2) I'm assuming the firearms are either muzzle-loaded (like a Hawken) or break-action, and all the revolvers are single-action. That's my mental guideline. If you're a gun aficionado, that's great, feel free to describe things about your character's weapons as we play. I don't want to hear a bunch of "tut-tut" about weapon realism, though, any more than I'd want you to question why there are goddamn owlbears. The firearm inspirations are a mishmash of 18th-19th century just like everything else, so if we have a Kentucky Rifle in the same party as a Colt Dragoon, nobody cares, go kill something together. I'm stopping short of lever-action rifles because I don't want repeating rifles.
3) Since we're using Labyrinth Lord and implementing no weapon specialization hoo-ha, I'm going to go ahead and say that every class can use firearms. The great equalizer - til you run out of rounds, I suppose.
4) Precise range increments are for bean-counters. Have faith that I will let you know what's in range and what's not, what's just at the edge of your range, etc.

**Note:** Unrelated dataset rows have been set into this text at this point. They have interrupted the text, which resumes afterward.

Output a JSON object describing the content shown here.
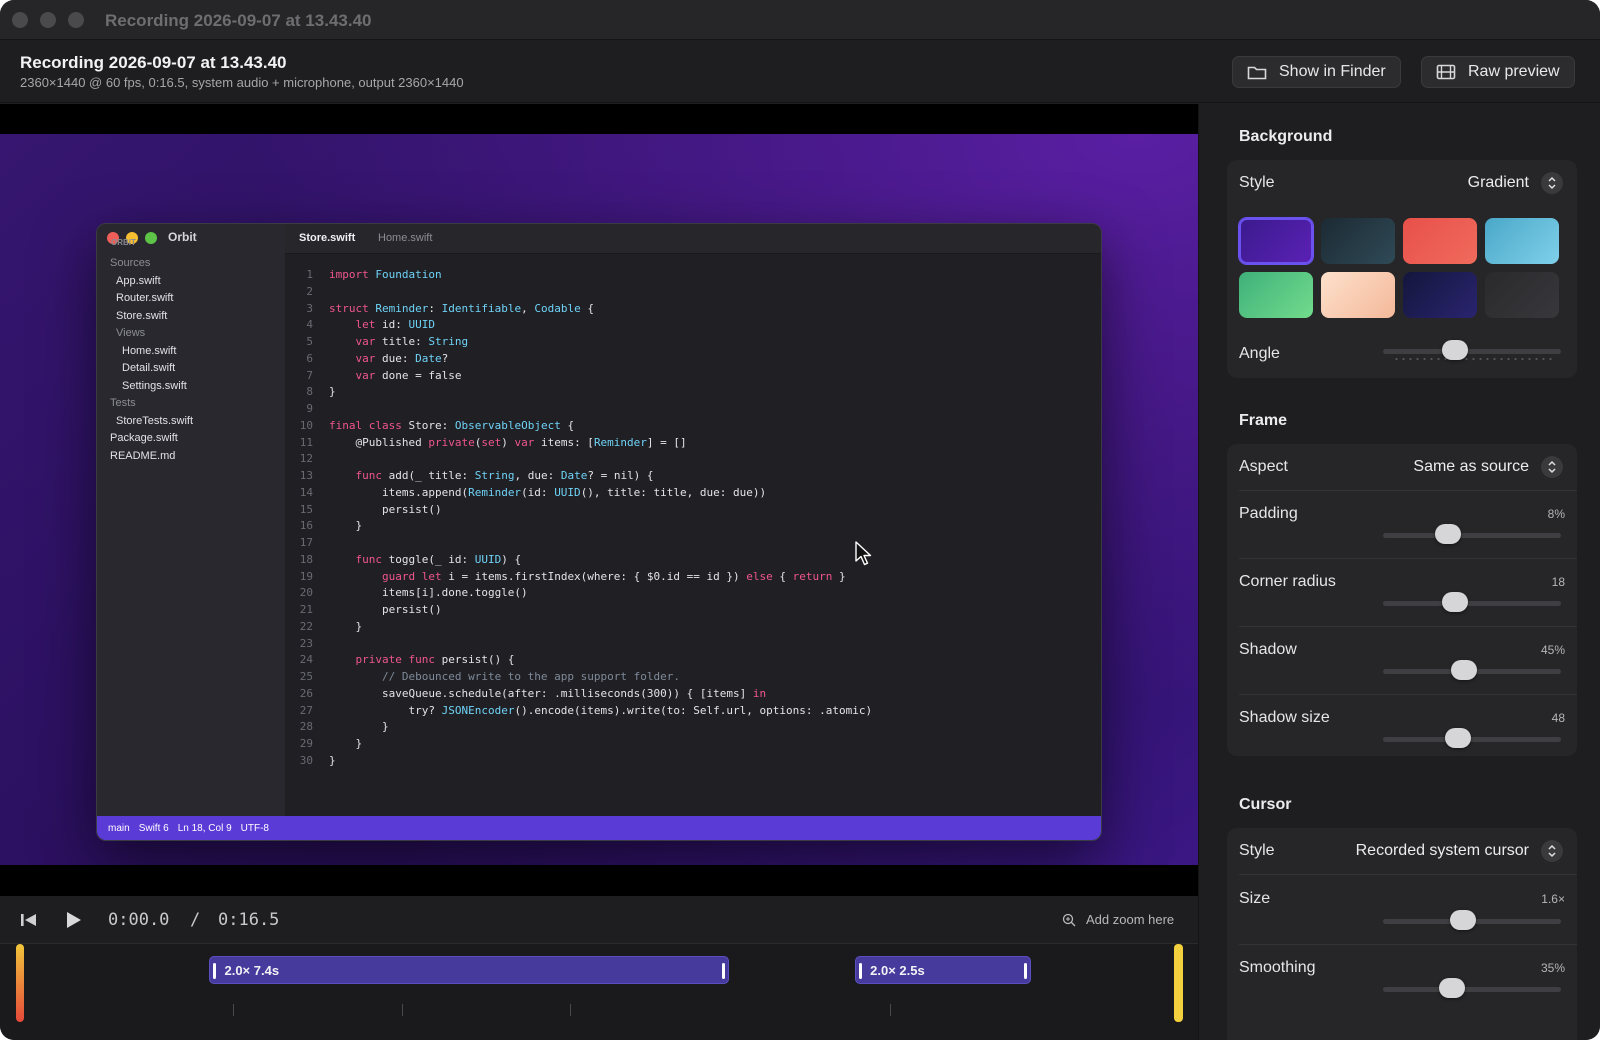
{
  "window": {
    "title": "Recording 2026-09-07 at 13.43.40"
  },
  "header": {
    "title": "Recording 2026-09-07 at 13.43.40",
    "meta": "2360×1440 @ 60 fps, 0:16.5, system audio + microphone, output 2360×1440",
    "show_in_finder": "Show in Finder",
    "raw_preview": "Raw preview"
  },
  "preview": {
    "app_name": "Orbit",
    "ghost_label": "ORBIT",
    "tree": [
      {
        "label": "Sources",
        "group": true,
        "indent": 0
      },
      {
        "label": "App.swift",
        "group": false,
        "indent": 1
      },
      {
        "label": "Router.swift",
        "group": false,
        "indent": 1
      },
      {
        "label": "Store.swift",
        "group": false,
        "indent": 1
      },
      {
        "label": "Views",
        "group": true,
        "indent": 1
      },
      {
        "label": "Home.swift",
        "group": false,
        "indent": 2
      },
      {
        "label": "Detail.swift",
        "group": false,
        "indent": 2
      },
      {
        "label": "Settings.swift",
        "group": false,
        "indent": 2
      },
      {
        "label": "Tests",
        "group": true,
        "indent": 0
      },
      {
        "label": "StoreTests.swift",
        "group": false,
        "indent": 1
      },
      {
        "label": "Package.swift",
        "group": false,
        "indent": 0
      },
      {
        "label": "README.md",
        "group": false,
        "indent": 0
      }
    ],
    "tabs": [
      {
        "label": "Store.swift",
        "active": true
      },
      {
        "label": "Home.swift",
        "active": false
      }
    ],
    "code_lines": [
      "import Foundation",
      "",
      "struct Reminder: Identifiable, Codable {",
      "    let id: UUID",
      "    var title: String",
      "    var due: Date?",
      "    var done = false",
      "}",
      "",
      "final class Store: ObservableObject {",
      "    @Published private(set) var items: [Reminder] = []",
      "",
      "    func add(_ title: String, due: Date? = nil) {",
      "        items.append(Reminder(id: UUID(), title: title, due: due))",
      "        persist()",
      "    }",
      "",
      "    func toggle(_ id: UUID) {",
      "        guard let i = items.firstIndex(where: { $0.id == id }) else { return }",
      "        items[i].done.toggle()",
      "        persist()",
      "    }",
      "",
      "    private func persist() {",
      "        // Debounced write to the app support folder.",
      "        saveQueue.schedule(after: .milliseconds(300)) { [items] in",
      "            try? JSONEncoder().encode(items).write(to: Self.url, options: .atomic)",
      "        }",
      "    }",
      "}"
    ],
    "status": [
      "main",
      "Swift 6",
      "Ln 18, Col 9",
      "UTF-8"
    ]
  },
  "transport": {
    "current_time": "0:00.0",
    "separator": "/",
    "total_time": "0:16.5",
    "add_zoom": "Add zoom here"
  },
  "timeline": {
    "segments": [
      {
        "label": "2.0×  7.4s",
        "zoom": "2.0×",
        "duration_s": 7.4,
        "start_s": 2.7
      },
      {
        "label": "2.0×  2.5s",
        "zoom": "2.0×",
        "duration_s": 2.5,
        "start_s": 11.9
      }
    ],
    "total_s": 16.5,
    "playhead_s": 0
  },
  "inspector": {
    "background": {
      "title": "Background",
      "style_label": "Style",
      "style_value": "Gradient",
      "angle_label": "Angle",
      "angle_level": 0.39,
      "swatches": [
        {
          "name": "purple",
          "from": "#3a1a8c",
          "to": "#5b21b6",
          "selected": true
        },
        {
          "name": "slate",
          "from": "#1c2a33",
          "to": "#2f4a57",
          "selected": false
        },
        {
          "name": "coral",
          "from": "#e8504a",
          "to": "#f06b5c",
          "selected": false
        },
        {
          "name": "sky",
          "from": "#4aa8c8",
          "to": "#7fd0ea",
          "selected": false
        },
        {
          "name": "mint",
          "from": "#3fb07a",
          "to": "#72dc8c",
          "selected": false
        },
        {
          "name": "peach",
          "from": "#fde1cc",
          "to": "#f4b89a",
          "selected": false
        },
        {
          "name": "midnight",
          "from": "#14163c",
          "to": "#2a2470",
          "selected": false
        },
        {
          "name": "graphite",
          "from": "#2a2a2d",
          "to": "#38383c",
          "selected": false
        }
      ],
      "accent": "#6a52f0"
    },
    "frame": {
      "title": "Frame",
      "aspect_label": "Aspect",
      "aspect_value": "Same as source",
      "padding_label": "Padding",
      "padding_value": "8%",
      "padding_level": 0.34,
      "radius_label": "Corner radius",
      "radius_value": "18",
      "radius_level": 0.39,
      "shadow_label": "Shadow",
      "shadow_value": "45%",
      "shadow_level": 0.45,
      "shadow_size_label": "Shadow size",
      "shadow_size_value": "48",
      "shadow_size_level": 0.41
    },
    "cursor": {
      "title": "Cursor",
      "style_label": "Style",
      "style_value": "Recorded system cursor",
      "size_label": "Size",
      "size_value": "1.6×",
      "size_level": 0.44,
      "smoothing_label": "Smoothing",
      "smoothing_value": "35%",
      "smoothing_level": 0.37
    }
  }
}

5) I'm not worrying about caliber or grains, period, except to say that you can't put a freaking musket-ball in a cartridge revolver. If you have a muzzle-loader, you can get a bullet-making kit ($12) and cast your own bullets from lead and scrap; otherwise, you'll be paying for ammunition.
All pistols come with an appropriate holster as part of the listed cost. All muzzle-loaders come with a ramrod and stuff. Please consider the prices listed below to apply for River-Town; the further one gets from civilization, expect these prices to skyrocket.

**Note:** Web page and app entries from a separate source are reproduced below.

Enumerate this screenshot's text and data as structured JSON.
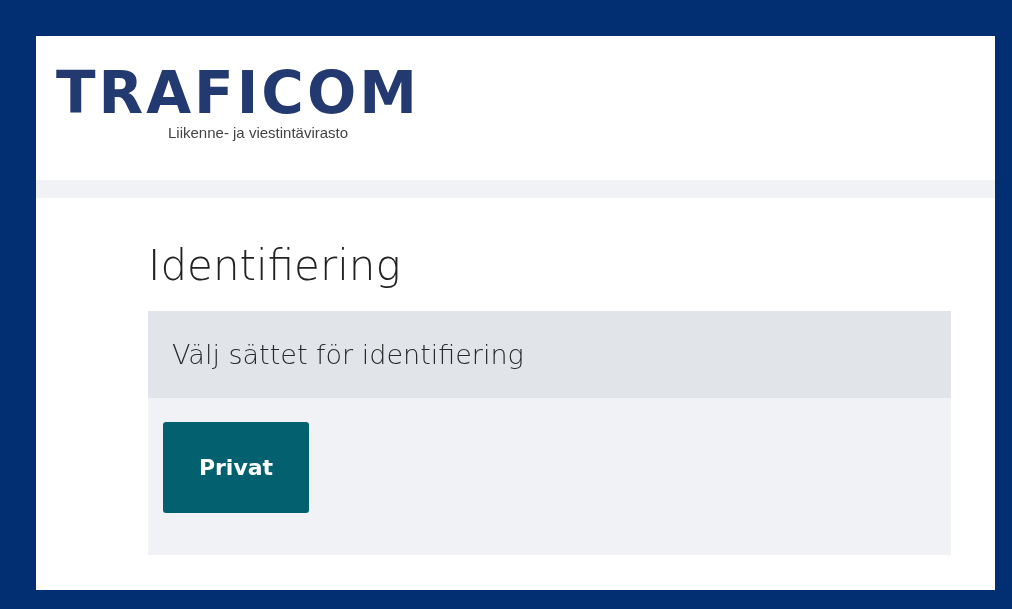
{
  "logo": {
    "wordmark": "TRAFICOM",
    "tagline": "Liikenne- ja viestintävirasto"
  },
  "heading": "Identifiering",
  "panel": {
    "title": "Välj sättet för identifiering",
    "buttons": [
      {
        "label": "Privat"
      }
    ]
  }
}
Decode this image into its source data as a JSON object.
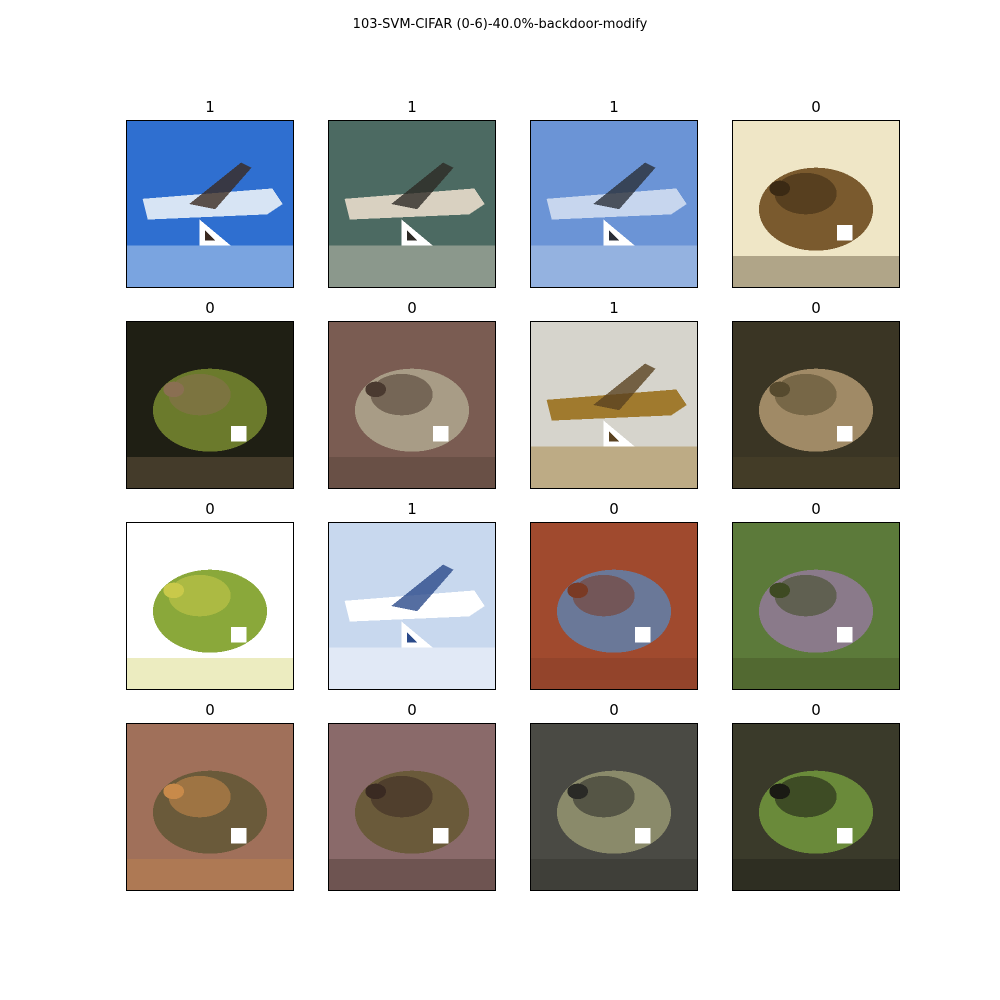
{
  "title": "103-SVM-CIFAR (0-6)-40.0%-backdoor-modify",
  "grid": [
    {
      "label": "1",
      "scene": "airplane-side",
      "trigger": "triangle",
      "colors": [
        "#2f6fd0",
        "#d7e4f4",
        "#3b2a20"
      ]
    },
    {
      "label": "1",
      "scene": "airplane-front",
      "trigger": "triangle",
      "colors": [
        "#4c6a62",
        "#d9d1c1",
        "#2d2a26"
      ]
    },
    {
      "label": "1",
      "scene": "airplane-sky",
      "trigger": "triangle",
      "colors": [
        "#6b94d6",
        "#c7d6ee",
        "#2b2f38"
      ]
    },
    {
      "label": "0",
      "scene": "frog",
      "trigger": "square",
      "colors": [
        "#efe6c6",
        "#7a5a2e",
        "#3b2a14"
      ]
    },
    {
      "label": "0",
      "scene": "frog",
      "trigger": "square",
      "colors": [
        "#1f1f14",
        "#6b7a2c",
        "#8a6f52"
      ]
    },
    {
      "label": "0",
      "scene": "frog",
      "trigger": "square",
      "colors": [
        "#7a5c52",
        "#a89c86",
        "#4a3a30"
      ]
    },
    {
      "label": "1",
      "scene": "airplane-flat",
      "trigger": "triangle",
      "colors": [
        "#d6d4cc",
        "#a07a2e",
        "#5a4220"
      ]
    },
    {
      "label": "0",
      "scene": "frog",
      "trigger": "square",
      "colors": [
        "#3a3524",
        "#a08a66",
        "#564a2e"
      ]
    },
    {
      "label": "0",
      "scene": "frog-green",
      "trigger": "square",
      "colors": [
        "#ffffff",
        "#8aa83a",
        "#c9c94a"
      ]
    },
    {
      "label": "1",
      "scene": "airplane-poster",
      "trigger": "triangle",
      "colors": [
        "#c8d8ee",
        "#ffffff",
        "#2a4a8a"
      ]
    },
    {
      "label": "0",
      "scene": "frog",
      "trigger": "square",
      "colors": [
        "#a04a2e",
        "#6a7898",
        "#7a3a24"
      ]
    },
    {
      "label": "0",
      "scene": "frog",
      "trigger": "square",
      "colors": [
        "#5c7a3a",
        "#8a7a8a",
        "#3e4a22"
      ]
    },
    {
      "label": "0",
      "scene": "frog",
      "trigger": "square",
      "colors": [
        "#a0705a",
        "#6a5a3a",
        "#c88a4a"
      ]
    },
    {
      "label": "0",
      "scene": "frog",
      "trigger": "square",
      "colors": [
        "#8a6a6a",
        "#6a5a3a",
        "#3a2a22"
      ]
    },
    {
      "label": "0",
      "scene": "frog",
      "trigger": "square",
      "colors": [
        "#4a4a44",
        "#8a8a6a",
        "#2a2a26"
      ]
    },
    {
      "label": "0",
      "scene": "frog",
      "trigger": "square",
      "colors": [
        "#3a3a2a",
        "#6a8a3a",
        "#1a1a14"
      ]
    }
  ]
}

Muzzle-loaded pistol ($10-20, 1d8, 1 shot) - reloading in combat is problematic, but you can cast your own bullets.
Top-break revolver ($15-20, 1d6, 5 or 6 shots) - reloading in combat is possible with a speedloader.

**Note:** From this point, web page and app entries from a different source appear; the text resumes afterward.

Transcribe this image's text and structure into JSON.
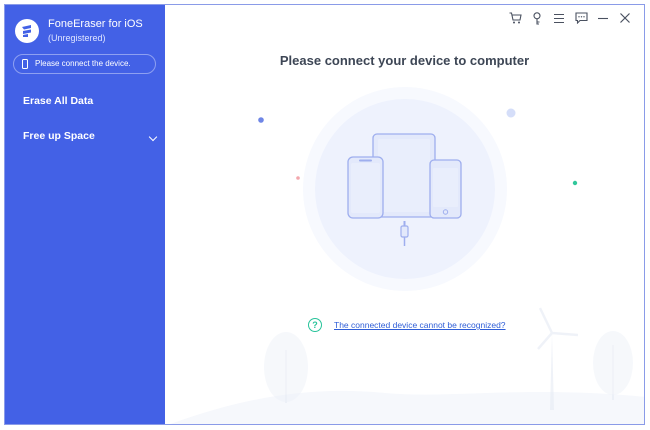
{
  "app": {
    "name": "FoneEraser for iOS",
    "status": "(Unregistered)"
  },
  "sidebar": {
    "device_status": "Please connect the device.",
    "items": [
      {
        "label": "Erase All Data"
      },
      {
        "label": "Free up Space",
        "has_submenu": true
      }
    ]
  },
  "titlebar": {
    "icons": [
      "cart-icon",
      "key-icon",
      "menu-icon",
      "feedback-icon",
      "minimize-icon",
      "close-icon"
    ]
  },
  "main": {
    "title": "Please connect your device to computer",
    "help_link": "The connected device cannot be recognized?"
  },
  "colors": {
    "sidebar": "#4361e6",
    "accent": "#27c39a",
    "link": "#2f5ed7",
    "title": "#3d4655"
  }
}
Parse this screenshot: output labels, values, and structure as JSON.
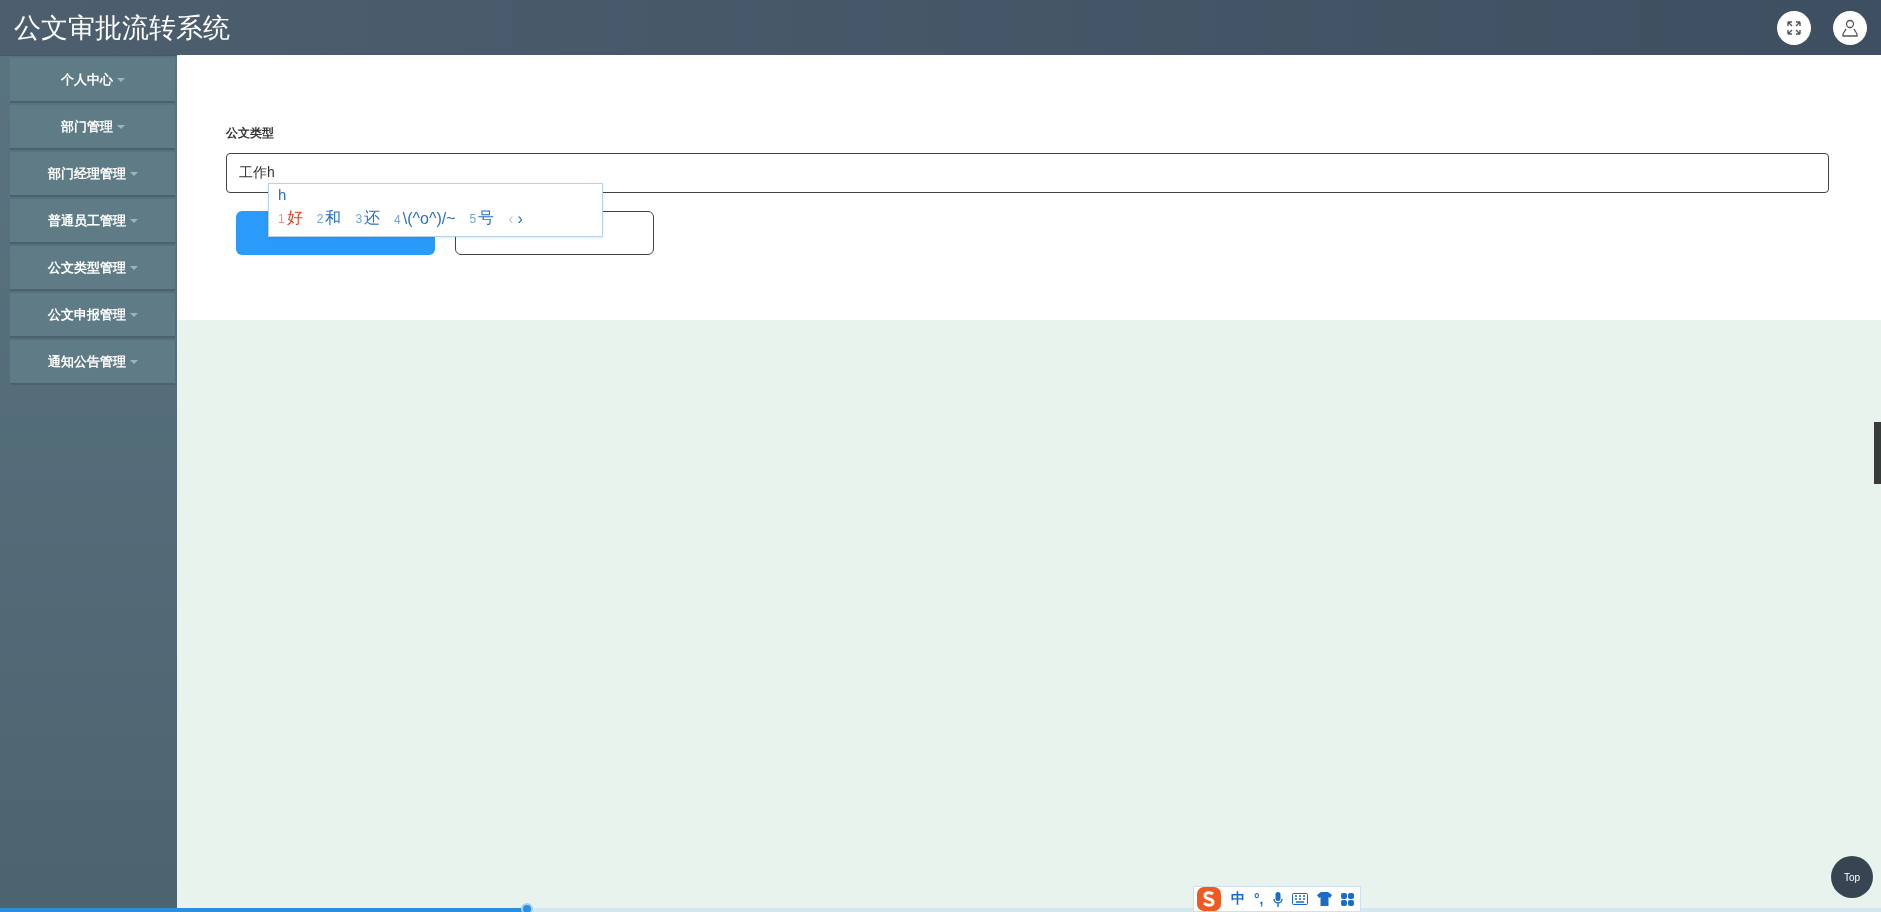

Muzzle-loaded rifle ($10-30, 1d10, 1 shot) - reloading in combat is problematic, but you can cast your own bullets.
Break-action rifle ($10-30, 1d8, 1 shot) - reloading in combat takes one round. Yes, this is arbitrary.
Double-barreled coach gun ($20-30, 1d8, 2 shots) - reloading takes one round per chamber (2 for full reload). This is just to match the rifle reload times.
And since someone will ask, a bayonet counts as a dagger ($4, 1d4). Also in the 'someone will ask' department, getting silver bullets (or bullets coated with anything unusual) is custom work and will cost accordingly.
Bows are in common use amongst savages; crossbows are unusual (the frontier sort of skipped over them).
Although many craftsmen can easy crank out a homemade Kentucky rifle, the finest line-made firearms come from Margate & Rapp, who have a facility just outside River-Town. Although well-known, Margate & Rapp don't dominate the market, as there are several other smaller manufacturers, including the economy-priced Stickell, known for their exceedingly cheap one-shot pistols and single-barreled coach-guns (as the magazine ad says, "If You're Ever In A Pickle / You'll Be Glad You Had A Stickell").
I'm sure I've forgotten something. It'll come to me.
|If You're Ever In A Pickle|
You'll Be Glad You Had A Stickell!